The editorial calls the decision "an act of judicial common sense." Smith calls it "a triumph of accessibility over isolation, of art over the egos of collectors and, frankly, of the urban over the suburban." Smith makes an important point:
The Barnes collection is not the Sistine Chapel ceiling. Barnes didn't make the art; he bought it, one movable object at a time.
Though Barnes's act of assembling and positioning the works is itself an artwork, the artists whose works he collected did not create them as components of the larger artwork Barnes made. They made individual, movable pieces, that will take on a different look, a different meaning, if they are displayed differently. Why should a great Cezanne remain forever trapped within Barnes's vision? As Smith puts it:
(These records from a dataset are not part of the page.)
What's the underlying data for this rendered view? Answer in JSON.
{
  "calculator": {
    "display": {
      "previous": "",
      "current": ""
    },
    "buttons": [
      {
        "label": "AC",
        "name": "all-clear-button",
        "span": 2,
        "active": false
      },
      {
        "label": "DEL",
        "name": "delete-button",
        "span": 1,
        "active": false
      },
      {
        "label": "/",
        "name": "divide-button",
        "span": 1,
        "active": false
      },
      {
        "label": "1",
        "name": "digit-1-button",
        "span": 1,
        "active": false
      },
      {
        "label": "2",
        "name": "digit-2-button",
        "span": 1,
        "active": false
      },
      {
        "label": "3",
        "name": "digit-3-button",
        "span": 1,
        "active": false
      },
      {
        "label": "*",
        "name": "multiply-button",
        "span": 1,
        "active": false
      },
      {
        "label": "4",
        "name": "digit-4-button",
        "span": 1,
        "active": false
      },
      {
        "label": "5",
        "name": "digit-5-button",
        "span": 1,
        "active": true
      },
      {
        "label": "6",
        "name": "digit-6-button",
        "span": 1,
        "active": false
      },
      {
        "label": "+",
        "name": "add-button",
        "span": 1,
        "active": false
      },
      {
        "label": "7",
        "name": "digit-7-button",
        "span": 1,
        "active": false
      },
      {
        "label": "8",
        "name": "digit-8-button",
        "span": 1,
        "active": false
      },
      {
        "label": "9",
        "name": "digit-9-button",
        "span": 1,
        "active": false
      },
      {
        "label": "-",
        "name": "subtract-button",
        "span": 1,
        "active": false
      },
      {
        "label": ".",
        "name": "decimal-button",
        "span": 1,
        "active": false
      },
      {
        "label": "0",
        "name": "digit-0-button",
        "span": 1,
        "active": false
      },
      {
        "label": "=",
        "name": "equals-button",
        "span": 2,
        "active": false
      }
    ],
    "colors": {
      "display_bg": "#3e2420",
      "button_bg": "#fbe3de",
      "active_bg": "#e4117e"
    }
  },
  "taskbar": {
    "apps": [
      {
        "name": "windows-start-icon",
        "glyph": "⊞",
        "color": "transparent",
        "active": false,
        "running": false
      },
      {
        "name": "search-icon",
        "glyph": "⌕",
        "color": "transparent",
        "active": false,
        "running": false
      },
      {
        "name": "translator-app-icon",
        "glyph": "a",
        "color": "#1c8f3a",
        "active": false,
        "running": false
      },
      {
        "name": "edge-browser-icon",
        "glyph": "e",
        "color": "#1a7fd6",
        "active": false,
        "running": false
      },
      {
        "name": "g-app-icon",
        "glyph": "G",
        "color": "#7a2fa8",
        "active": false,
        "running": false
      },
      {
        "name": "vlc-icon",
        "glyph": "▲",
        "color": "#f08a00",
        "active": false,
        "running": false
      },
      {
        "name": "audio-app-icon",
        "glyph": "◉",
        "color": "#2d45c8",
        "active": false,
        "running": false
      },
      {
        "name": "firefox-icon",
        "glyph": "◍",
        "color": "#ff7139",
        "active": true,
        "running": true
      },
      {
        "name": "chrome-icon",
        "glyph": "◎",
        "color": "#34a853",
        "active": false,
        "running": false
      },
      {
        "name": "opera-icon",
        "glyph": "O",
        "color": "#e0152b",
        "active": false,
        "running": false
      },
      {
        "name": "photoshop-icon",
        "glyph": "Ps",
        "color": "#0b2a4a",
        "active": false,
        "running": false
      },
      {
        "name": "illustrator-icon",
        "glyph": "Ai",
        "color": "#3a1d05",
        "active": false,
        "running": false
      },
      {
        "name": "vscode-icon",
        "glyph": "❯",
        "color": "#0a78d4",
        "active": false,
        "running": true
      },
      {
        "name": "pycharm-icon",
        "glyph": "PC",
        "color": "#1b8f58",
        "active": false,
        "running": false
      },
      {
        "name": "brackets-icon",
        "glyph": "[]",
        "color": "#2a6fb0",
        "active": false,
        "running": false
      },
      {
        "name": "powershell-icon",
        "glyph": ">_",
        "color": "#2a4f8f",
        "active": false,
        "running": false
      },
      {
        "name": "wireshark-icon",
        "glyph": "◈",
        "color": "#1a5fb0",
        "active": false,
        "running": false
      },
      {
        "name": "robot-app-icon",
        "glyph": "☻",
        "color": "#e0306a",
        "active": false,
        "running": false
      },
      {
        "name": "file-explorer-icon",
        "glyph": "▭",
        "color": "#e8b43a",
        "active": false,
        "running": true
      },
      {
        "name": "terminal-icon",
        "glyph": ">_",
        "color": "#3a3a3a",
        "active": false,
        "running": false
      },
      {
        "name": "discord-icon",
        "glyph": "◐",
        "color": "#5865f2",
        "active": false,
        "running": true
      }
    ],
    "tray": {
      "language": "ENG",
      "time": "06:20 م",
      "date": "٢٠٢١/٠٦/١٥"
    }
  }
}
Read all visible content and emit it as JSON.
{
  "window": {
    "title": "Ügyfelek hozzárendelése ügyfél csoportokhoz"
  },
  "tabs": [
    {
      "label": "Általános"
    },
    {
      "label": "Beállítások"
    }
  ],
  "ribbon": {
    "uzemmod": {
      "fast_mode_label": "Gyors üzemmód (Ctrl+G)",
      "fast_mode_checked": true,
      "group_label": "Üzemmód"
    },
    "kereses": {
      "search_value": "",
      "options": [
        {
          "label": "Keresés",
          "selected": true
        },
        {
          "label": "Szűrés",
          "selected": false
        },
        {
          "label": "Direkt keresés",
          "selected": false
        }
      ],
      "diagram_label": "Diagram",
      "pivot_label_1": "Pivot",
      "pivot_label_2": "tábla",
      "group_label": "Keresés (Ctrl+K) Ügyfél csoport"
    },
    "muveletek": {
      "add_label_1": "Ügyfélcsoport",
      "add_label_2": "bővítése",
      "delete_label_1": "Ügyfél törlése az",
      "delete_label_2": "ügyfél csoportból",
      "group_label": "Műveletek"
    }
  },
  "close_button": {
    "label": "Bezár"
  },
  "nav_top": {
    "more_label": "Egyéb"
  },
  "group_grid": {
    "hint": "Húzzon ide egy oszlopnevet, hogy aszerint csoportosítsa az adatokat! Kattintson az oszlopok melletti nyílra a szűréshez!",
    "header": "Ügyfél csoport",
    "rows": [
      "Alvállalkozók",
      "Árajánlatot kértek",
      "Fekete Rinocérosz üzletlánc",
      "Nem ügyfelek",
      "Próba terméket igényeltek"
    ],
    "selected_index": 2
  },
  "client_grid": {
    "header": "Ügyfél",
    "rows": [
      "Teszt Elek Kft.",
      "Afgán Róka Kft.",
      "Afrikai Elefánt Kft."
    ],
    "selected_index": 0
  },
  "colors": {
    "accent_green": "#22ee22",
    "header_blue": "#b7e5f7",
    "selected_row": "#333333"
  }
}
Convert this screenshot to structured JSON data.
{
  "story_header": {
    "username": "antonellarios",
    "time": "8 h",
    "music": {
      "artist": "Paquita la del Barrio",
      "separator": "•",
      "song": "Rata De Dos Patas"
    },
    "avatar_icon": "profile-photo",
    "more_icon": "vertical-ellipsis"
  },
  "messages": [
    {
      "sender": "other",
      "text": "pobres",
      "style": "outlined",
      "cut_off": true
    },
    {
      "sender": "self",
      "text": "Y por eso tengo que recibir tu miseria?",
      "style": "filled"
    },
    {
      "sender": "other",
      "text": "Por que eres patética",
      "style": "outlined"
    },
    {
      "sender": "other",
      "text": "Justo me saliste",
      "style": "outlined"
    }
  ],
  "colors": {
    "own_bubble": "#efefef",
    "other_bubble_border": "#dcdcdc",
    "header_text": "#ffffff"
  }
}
Once more we are reminded that no one really owns art, that all collectors are temporary custodians. And the greater the art, the less any one person, especially a dead one, can control its destiny.